On the heels of an announcement by the National Fire Prevention Association (NFPA) that that organization is fast-tracking an active shooter response standard comes word that the American Society of Safety Engineers (ASSE) is also taking steps to address the issue.
The ASSE convened a working group of safety and health experts to provide insights into the development of an active shooter technical report, which could guide organizations toward safer work environments with fewer hostile events. A related panel discussion with subject matter experts is also planned for the ASSE’s June conference in San Antonio.
“We are reminded far too often that workplace safety planning is never a finished product,” said ASSE President Jim Smith, M.S., CSP. “There are critical concerns that need our help in finding solutions, especially on the topic of active shooters because those occurrences in the workplace can have deadly consequences.”
Death toll rises sharply
According to data from the U.S. Bureau of Labor Statistics, incidents of workplace violence caused 866 deaths in 2016, which was a 23 percent increase from the 2015 total of 703. Workplace violence was the second-leading cause of on-the-job fatalities in 2016, trailing only transportation-related deaths.
Workplace safety standards can take years to develop. When a critical safety issue demands more timely action, a technical report can be produced, serving as an incremental step in providing initial guidance on that safety matter. A technical report can also be a value-added first step in the creation of a more detailed workplace safety standard. Both are consensus-based documents.
According to the ASSE: “While no one can completely prepare for such horrific acts of violence, safety and health professionals everywhere seek improved strategies to help their business leaders better protect workplaces.”
The meeting led by ASSE involved people experienced in law enforcement, industrial security and corporate safety compliance who shared important views on the first draft of ASSE’s active shooter technical report. The development process is expected to be completed before the end of the year, with the final report made available nationwide following its registration with the American National Standards Institute (ANSI). ASSE began writing the technical report after its members and other stakeholders requested technical insight and guidance addressing active shooter events from the perspective of the occupational safety and health professional.
Panel discussion at Safety 2018
At its Safety 2018 Professional Development Conference and Exposition this June, ASSE will conduct a general session on the active shooter issue. A panel featuring experts from the Department of Homeland Security, law enforcement, corporate risk management and employee assistance programs will discuss how safety professionals can best prepare for, and react to, workplace violence.
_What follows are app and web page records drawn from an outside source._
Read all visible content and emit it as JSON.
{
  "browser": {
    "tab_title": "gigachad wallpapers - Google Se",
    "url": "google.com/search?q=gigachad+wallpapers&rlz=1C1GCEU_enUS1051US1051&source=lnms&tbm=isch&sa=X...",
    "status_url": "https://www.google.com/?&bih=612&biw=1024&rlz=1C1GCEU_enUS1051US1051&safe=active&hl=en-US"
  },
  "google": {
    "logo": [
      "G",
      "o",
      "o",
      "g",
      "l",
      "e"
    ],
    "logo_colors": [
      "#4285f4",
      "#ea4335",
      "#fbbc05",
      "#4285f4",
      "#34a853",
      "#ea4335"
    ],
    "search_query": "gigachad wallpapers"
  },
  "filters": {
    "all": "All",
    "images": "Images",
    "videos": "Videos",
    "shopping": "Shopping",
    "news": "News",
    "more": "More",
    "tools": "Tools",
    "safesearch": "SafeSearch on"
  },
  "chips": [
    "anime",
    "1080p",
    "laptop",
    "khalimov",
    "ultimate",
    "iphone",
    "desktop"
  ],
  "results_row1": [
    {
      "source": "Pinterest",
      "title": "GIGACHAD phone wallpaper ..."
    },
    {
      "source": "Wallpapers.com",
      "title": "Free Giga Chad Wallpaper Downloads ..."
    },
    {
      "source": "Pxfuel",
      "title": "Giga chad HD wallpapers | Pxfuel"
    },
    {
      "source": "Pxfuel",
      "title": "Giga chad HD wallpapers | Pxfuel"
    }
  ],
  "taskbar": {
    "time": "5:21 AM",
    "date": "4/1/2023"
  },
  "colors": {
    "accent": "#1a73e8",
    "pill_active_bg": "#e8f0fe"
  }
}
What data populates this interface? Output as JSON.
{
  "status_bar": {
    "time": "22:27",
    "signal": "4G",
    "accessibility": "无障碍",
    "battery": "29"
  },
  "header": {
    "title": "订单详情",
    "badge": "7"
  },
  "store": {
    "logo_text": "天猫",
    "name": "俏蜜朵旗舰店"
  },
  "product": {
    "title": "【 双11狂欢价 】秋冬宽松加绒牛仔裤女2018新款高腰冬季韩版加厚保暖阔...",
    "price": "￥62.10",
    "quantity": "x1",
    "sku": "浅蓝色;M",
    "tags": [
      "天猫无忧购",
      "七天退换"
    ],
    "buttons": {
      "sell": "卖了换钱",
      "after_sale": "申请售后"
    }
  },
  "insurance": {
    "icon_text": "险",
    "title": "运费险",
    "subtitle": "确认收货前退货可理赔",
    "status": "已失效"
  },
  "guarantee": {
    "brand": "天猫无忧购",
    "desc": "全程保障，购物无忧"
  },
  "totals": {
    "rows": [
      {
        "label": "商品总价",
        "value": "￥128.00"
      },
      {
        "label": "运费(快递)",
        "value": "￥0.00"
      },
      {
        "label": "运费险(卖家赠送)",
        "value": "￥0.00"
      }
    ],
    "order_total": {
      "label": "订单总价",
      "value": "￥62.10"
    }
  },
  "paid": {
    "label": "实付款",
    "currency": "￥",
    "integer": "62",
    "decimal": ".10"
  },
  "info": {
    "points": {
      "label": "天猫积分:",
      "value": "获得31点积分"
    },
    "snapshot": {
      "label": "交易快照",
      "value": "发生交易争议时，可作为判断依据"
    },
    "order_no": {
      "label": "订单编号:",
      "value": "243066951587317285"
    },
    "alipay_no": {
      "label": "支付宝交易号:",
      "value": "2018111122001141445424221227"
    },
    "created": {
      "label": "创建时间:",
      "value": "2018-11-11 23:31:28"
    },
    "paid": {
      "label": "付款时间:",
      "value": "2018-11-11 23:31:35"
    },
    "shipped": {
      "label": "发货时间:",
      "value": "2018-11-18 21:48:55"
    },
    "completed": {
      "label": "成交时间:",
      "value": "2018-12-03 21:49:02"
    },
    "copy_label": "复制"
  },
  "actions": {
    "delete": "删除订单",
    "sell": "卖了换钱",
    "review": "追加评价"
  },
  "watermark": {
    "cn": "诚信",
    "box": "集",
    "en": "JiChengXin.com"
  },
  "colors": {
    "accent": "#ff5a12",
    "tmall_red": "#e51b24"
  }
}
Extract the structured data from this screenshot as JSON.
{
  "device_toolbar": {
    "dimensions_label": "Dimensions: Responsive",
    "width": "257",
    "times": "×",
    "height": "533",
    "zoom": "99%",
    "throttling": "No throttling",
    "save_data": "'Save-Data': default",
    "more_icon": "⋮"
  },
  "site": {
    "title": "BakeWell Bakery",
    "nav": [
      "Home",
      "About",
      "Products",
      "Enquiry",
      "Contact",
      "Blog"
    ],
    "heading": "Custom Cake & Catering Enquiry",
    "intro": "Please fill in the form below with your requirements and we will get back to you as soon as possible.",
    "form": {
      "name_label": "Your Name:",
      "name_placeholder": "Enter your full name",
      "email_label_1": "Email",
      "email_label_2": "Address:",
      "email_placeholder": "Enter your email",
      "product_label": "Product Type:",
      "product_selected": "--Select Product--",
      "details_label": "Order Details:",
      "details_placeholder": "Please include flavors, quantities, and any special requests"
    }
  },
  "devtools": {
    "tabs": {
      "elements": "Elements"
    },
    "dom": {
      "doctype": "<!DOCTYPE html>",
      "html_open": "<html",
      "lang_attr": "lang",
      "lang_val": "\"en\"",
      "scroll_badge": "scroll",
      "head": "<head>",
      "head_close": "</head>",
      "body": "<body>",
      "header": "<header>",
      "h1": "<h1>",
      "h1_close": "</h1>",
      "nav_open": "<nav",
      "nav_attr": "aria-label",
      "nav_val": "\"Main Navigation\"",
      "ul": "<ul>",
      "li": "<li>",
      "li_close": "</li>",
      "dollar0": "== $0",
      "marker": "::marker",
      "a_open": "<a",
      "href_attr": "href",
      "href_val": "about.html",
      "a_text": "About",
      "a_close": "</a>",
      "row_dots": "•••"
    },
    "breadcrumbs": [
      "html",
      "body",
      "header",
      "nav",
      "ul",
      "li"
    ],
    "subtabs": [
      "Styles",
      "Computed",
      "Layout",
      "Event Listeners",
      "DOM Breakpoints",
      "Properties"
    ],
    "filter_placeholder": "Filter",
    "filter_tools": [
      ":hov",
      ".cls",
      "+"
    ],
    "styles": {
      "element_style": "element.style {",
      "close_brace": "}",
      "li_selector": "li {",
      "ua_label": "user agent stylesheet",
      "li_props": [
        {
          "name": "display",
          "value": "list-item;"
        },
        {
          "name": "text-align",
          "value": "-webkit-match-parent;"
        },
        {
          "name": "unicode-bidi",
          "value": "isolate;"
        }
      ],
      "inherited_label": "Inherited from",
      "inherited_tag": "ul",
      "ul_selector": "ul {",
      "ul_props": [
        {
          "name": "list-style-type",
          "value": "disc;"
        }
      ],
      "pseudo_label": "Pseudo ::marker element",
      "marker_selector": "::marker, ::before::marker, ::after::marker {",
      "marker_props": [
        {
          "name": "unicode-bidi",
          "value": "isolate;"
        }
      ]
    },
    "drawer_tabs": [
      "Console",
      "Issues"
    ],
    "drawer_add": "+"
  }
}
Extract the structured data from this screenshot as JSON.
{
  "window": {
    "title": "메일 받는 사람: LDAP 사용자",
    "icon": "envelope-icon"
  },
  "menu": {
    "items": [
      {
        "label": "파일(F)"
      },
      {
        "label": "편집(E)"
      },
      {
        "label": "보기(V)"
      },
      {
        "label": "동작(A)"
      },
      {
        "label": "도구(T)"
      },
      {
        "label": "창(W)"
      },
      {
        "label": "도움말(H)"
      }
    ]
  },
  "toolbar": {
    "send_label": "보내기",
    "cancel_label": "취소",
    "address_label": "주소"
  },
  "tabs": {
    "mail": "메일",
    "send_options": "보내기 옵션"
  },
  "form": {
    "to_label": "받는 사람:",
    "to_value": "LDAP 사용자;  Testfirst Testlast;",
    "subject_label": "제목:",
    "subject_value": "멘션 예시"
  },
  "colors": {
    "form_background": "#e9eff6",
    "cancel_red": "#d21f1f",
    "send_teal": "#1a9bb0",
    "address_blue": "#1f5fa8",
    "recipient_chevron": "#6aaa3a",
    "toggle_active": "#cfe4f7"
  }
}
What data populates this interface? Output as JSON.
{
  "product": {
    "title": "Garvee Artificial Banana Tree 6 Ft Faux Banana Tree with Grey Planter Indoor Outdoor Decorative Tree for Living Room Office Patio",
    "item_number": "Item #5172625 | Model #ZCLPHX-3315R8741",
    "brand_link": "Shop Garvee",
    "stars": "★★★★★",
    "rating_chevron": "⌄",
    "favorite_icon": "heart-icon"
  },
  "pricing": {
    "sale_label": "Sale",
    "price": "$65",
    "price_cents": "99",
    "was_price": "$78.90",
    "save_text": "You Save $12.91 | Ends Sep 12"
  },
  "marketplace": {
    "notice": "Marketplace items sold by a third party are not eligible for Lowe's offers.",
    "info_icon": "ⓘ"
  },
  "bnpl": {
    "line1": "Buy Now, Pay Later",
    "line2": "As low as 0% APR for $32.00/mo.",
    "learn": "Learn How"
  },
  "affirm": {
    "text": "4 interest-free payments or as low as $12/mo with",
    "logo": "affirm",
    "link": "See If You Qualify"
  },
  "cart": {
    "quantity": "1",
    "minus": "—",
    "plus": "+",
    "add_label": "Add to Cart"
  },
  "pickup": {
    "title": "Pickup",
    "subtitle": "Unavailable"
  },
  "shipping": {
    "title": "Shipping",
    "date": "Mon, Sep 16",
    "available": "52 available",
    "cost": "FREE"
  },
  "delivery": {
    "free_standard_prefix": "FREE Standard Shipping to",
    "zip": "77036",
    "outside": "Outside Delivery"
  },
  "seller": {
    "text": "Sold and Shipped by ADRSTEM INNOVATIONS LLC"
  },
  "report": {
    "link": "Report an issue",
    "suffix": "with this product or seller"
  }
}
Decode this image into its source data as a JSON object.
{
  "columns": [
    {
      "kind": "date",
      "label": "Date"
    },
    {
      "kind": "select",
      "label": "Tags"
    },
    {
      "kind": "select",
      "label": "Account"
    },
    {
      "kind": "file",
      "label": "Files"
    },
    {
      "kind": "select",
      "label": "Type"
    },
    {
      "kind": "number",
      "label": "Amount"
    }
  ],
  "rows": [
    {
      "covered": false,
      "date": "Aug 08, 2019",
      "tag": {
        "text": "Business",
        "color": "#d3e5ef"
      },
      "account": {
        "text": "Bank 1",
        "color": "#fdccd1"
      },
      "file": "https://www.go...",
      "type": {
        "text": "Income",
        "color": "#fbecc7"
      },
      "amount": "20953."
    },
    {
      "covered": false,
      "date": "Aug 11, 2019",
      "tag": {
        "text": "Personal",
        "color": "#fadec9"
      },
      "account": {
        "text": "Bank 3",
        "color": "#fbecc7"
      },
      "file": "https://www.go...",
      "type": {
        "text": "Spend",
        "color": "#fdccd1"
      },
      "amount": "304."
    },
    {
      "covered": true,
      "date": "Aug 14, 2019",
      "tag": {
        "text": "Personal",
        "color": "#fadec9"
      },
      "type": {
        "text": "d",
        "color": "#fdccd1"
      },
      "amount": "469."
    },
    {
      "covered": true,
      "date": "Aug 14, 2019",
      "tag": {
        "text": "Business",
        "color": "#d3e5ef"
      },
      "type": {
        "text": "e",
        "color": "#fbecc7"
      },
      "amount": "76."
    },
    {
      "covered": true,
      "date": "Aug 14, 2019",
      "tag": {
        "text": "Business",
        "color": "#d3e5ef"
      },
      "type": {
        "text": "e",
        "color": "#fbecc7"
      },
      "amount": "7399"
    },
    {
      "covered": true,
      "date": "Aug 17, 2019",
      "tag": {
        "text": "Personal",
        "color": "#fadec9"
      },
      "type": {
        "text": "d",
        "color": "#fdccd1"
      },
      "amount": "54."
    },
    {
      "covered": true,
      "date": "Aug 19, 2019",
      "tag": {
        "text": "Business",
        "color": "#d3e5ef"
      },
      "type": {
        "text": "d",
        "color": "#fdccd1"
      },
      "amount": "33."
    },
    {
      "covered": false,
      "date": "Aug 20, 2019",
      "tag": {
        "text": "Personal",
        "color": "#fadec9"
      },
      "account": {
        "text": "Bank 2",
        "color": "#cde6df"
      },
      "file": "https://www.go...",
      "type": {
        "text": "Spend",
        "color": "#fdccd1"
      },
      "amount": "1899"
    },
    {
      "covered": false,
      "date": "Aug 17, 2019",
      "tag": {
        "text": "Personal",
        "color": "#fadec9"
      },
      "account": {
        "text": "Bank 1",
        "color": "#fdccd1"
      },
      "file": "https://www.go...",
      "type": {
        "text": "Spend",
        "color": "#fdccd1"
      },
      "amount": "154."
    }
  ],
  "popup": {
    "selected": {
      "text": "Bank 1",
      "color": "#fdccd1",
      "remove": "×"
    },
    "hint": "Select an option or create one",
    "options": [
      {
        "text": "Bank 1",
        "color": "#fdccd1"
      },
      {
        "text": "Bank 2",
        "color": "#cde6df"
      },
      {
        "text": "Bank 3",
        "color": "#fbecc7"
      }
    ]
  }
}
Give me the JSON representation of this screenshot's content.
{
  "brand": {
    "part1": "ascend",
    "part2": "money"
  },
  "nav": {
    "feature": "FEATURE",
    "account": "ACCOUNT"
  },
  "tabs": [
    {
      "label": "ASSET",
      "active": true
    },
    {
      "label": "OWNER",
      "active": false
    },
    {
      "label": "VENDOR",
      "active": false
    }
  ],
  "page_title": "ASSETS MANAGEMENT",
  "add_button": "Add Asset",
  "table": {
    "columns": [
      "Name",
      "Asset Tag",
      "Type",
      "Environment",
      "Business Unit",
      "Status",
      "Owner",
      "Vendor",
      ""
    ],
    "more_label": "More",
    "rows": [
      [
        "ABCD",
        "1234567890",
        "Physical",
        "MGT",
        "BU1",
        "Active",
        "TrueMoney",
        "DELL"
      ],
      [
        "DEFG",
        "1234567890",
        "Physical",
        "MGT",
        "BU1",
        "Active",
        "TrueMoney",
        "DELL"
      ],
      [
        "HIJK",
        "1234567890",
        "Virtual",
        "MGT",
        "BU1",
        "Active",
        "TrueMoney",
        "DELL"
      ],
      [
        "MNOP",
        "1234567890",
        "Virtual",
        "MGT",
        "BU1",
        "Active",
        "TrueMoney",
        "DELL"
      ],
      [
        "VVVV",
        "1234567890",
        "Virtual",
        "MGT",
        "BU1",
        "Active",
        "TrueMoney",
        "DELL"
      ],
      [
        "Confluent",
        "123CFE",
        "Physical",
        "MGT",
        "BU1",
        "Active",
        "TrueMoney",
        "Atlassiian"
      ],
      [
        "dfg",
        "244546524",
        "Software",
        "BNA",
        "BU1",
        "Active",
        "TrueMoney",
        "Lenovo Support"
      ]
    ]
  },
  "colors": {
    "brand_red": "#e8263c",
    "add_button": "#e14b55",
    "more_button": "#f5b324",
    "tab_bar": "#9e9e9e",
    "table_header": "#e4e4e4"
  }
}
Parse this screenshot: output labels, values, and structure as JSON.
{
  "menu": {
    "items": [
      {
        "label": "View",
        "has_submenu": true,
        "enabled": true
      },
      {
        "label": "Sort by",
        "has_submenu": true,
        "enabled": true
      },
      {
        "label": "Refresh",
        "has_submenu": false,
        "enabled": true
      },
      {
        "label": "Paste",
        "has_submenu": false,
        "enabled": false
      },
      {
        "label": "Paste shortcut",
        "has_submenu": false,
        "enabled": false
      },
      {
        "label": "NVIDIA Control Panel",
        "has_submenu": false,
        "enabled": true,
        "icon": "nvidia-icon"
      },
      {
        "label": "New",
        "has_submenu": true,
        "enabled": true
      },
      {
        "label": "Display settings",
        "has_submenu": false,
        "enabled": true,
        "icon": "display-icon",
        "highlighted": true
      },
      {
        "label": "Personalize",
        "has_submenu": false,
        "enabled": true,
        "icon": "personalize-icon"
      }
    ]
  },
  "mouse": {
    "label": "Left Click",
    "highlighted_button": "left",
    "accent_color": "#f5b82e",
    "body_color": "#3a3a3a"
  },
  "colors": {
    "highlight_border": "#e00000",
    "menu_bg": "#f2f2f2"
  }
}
The session runs from 9:15 am to 10:30 am CT on Wednesday, June 6, at the Henry B. Gonzalez Convention Center in San Antonio.
“The safety of workers in any setting is of utmost importance to ASSE, and unfortunately there is no industry or location that is risk-free in today’s environment,” Smith said. “Senseless acts of violence have occurred in schools, night clubs, churches, government offices, manufacturing plants, shopping centers and many other places. As occupational safety and health professionals, we must help employers pursue preventive measures and help get more people trained to recognize and report warning signs in order to mitigate risks.”